On OKI Mill
Since its introduction in 2013, APP has stood firm on our Forest Conservation Policy, which underscores its zero-deforestation pledge and commits it to using only sustainably-sourced fibre. APP has not wavered in either our support or the enforcement of this policy and will keep to this policy moving forward. This is not conjecture.
The maximum production capacity of OKI, as allowed by licenses and which OKI will keep to, is 2.8 million tons of pulp per year. The majority of OKI’s wood supply will be sourced from concessions within Sumatra. The NGO report underestimates the potential growth in yields that can come from the use of better technology and modern techniques in our supplier concessions and overestimates the loss rates. It is a fact that fibre yields per hectare in Indonesia remain on the low end of the global average.
OKI can also source sustainable fibre from further afield – from Kalimantan and beyond and these options remain economically viable. OKI is more competitive in unit cost of production simply because of its geographical location (i.e. it is close to source), in that it uses modern technology and enjoys economies of scale.
On Free Prior and Informed Consent
In Indonesia, community consultation is mandated before the Environmental Impact Certification (AMDAL) is issued. APP’s 2013 Forest Conservation Policy also establishes standards for Free Prior and Informed Consent (FPIC). This was conducted prior to construction to ensure that legal and traditional rights of the local community were respected. It is not the company’s policy to use any form of violence or intimidation in the resolution of conflict between the company and the community and we take firm action against any staff or vendor who violates our FPIC policy.
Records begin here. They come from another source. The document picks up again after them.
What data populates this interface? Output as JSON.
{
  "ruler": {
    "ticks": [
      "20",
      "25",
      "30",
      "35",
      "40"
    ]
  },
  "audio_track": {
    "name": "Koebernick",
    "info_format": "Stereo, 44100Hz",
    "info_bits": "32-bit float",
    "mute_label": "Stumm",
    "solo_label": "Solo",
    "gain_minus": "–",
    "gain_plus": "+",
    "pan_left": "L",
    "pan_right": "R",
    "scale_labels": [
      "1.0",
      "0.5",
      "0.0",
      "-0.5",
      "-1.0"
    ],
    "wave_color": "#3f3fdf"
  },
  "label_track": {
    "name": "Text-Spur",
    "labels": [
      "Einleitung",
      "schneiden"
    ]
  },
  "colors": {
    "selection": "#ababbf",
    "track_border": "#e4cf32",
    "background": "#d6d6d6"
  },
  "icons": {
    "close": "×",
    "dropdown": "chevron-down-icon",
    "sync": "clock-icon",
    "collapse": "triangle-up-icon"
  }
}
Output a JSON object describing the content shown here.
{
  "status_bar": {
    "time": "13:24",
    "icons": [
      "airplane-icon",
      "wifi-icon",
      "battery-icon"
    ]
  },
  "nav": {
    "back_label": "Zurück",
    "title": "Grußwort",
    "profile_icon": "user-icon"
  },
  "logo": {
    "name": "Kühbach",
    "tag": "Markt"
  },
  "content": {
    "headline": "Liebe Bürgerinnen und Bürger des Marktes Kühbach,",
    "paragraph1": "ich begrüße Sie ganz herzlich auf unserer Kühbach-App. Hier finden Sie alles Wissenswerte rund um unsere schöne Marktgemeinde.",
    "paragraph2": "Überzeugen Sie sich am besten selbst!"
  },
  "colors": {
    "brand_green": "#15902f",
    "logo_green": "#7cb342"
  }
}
On the Integrated Fire Management System
Today, APP has committed to almost US$90 million in APP Fire prevention efforts. The investments have gone into expanding APP’s fire fighting force to 2,700, upgrading fire-fighting gear and heavy equipment such as excavators and helicopters, as well as investments into more effective hotspot and fire monitoring cameras and satellites.
On The Forest Trust, Rainforest Alliance and Greenpeace
It was most alarming to see quotes from environmentalists slinging innuendo and accusations at other environmentalists, for the “crime” of being associated with APP. There are many NGOs. Some, adopt a progressive approach that is balanced. While they campaign, they also exhibit a side that engages willing partners to bring about collective change for the common good.